An army of one

One of the reasons I started this blog was to try to give readers some insights on life as a venture capitalist. I was reading some old posts and realized that I haven’t written on this topic in a while.

Funny thing about venture capital – something I’ve really noticed as I transitioned from supporting other partners on their deals to exclusively managing my own portfolio – it’s a pretty lonely business. I have an extremely close relationship with my partners and of course bounce thoughts, ideas and questions off of them on a regular basis (something I think we at Mobius we are extremely good at doing). But for the most part, I spend my days doing my own thing and generally have limited overlap with what they are working on (they manage their own portfolios; we intersect on fund management and looking at new investment opportunities, but that’s about it). My “colleagues” are for the most part other board members of the companies I work with and the management teams of those companies. I spend a huge amount of time with these two groups of people. I travel pretty often, but almost never with anyone else. My partners do the same. As a result we overlap in the office only one or two days per week. This kind of snuck up on me over the past years but I’ve been thinking about it a lot over the last few months. For my personality this works great – I love the autonomy and have never been the kind of person who wanted or needed close supervision. But it’s definitely different than any other work I’ve done and I can’t help but think how unusual a working structure it is – something I never considered before I got into the business.

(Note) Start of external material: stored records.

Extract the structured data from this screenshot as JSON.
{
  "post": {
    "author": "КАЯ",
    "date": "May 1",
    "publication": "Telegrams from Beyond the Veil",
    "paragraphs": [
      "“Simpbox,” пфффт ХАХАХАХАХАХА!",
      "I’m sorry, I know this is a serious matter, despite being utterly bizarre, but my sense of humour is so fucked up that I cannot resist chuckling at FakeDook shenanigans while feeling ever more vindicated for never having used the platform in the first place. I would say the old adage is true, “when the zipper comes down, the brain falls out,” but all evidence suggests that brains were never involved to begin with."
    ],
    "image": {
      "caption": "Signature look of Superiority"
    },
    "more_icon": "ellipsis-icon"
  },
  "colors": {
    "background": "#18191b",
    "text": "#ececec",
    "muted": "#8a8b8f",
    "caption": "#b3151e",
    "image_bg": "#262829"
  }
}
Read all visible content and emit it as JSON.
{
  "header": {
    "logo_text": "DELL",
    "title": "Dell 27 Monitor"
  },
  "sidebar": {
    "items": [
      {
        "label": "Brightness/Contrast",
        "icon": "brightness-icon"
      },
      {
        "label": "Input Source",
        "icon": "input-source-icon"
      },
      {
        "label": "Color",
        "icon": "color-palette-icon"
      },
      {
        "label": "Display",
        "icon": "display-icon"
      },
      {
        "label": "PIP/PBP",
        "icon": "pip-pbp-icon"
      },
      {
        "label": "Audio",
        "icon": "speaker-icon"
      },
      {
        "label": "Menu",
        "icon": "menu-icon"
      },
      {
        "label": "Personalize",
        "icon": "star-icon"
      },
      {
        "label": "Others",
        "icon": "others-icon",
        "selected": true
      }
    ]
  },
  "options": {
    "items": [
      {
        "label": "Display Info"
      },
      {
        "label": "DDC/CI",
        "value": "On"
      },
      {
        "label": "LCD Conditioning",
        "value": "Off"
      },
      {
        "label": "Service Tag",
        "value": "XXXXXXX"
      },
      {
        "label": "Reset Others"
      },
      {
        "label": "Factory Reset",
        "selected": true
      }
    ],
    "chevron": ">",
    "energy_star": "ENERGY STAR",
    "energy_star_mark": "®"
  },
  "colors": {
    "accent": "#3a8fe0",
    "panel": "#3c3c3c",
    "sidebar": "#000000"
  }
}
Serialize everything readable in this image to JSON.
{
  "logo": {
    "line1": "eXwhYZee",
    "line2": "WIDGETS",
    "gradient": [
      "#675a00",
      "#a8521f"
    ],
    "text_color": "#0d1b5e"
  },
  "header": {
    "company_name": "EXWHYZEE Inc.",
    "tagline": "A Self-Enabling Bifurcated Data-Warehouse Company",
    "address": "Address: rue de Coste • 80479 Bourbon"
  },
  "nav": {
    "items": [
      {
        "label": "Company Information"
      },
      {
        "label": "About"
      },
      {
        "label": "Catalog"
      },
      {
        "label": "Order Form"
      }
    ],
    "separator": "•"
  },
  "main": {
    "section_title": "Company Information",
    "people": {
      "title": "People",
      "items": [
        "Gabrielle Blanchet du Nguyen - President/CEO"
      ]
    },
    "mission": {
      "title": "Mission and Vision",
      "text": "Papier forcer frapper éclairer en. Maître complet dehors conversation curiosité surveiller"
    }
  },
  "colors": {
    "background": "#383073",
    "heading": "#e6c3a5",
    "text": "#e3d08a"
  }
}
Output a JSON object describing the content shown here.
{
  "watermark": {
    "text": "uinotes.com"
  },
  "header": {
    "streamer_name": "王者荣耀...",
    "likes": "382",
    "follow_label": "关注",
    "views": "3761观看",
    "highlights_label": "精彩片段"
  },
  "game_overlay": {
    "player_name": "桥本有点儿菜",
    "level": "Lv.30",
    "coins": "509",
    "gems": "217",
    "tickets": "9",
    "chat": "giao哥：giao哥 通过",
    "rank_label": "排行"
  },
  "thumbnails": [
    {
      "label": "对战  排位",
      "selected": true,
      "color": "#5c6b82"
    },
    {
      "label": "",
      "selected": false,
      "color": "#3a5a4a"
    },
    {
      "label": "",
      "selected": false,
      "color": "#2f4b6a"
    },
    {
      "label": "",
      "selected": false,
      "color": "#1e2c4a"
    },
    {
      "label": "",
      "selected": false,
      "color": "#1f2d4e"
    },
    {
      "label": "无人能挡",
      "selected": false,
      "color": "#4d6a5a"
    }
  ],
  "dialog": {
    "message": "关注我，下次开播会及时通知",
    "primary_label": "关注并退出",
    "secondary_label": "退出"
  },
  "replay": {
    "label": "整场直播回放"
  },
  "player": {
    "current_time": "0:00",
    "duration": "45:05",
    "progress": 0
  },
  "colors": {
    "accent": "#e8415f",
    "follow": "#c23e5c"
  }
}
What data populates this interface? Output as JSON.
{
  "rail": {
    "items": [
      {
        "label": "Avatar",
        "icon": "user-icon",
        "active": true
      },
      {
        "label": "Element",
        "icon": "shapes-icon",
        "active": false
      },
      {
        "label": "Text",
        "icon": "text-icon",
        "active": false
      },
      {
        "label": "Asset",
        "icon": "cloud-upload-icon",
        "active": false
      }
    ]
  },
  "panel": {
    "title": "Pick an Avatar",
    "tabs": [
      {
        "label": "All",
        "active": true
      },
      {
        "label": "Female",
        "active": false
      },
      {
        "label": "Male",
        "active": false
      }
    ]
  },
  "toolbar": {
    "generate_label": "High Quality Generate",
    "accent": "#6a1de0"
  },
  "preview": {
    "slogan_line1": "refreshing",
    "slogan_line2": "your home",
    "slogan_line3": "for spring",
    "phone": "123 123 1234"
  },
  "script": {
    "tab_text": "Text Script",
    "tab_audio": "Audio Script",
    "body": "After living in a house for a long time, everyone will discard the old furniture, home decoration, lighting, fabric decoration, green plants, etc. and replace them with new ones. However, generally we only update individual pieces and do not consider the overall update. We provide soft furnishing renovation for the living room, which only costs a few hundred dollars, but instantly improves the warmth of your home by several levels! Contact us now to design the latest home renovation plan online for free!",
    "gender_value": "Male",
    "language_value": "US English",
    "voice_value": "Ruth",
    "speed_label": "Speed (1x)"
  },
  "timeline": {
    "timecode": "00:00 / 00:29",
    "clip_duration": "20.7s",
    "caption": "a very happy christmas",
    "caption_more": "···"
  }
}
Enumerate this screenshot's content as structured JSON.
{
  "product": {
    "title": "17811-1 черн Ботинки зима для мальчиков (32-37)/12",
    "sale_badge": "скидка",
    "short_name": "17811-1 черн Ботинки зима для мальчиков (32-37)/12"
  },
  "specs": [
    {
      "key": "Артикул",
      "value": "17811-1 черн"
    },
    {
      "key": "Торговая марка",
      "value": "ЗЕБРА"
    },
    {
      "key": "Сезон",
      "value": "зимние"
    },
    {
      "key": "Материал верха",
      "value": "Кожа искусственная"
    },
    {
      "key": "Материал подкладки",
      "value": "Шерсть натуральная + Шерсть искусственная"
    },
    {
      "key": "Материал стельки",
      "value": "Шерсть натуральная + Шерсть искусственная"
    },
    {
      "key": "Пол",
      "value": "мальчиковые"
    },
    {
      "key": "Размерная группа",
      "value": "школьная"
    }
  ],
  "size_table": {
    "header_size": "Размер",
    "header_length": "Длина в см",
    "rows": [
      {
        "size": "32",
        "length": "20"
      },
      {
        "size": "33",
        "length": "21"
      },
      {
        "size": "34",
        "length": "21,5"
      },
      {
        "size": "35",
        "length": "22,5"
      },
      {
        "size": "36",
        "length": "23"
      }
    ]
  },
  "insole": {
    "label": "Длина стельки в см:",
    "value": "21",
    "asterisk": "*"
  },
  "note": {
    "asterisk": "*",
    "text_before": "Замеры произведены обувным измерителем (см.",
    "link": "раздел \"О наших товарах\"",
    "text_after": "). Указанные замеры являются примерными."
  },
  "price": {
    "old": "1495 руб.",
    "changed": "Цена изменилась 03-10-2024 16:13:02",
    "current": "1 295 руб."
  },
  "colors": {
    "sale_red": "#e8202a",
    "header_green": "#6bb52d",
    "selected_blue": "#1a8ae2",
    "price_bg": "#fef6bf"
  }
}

  • Seth, that’s a great post, thanks for sharing!
    I’m sort of the same way with entrepreneurship.
    Before I got into it, I never spared a thought for how risky it is, seeing that I have a portfolio of one company which is more volatile and illiquid than any penny stock.
    I mean, this suits me just fine because for me entrepreneurship is more of a liftyle choice – but from an asset allocation perspective, I can’t help but think how unusual an entrepreneur’s investment portfolio must seem to your average Wall Steet punter.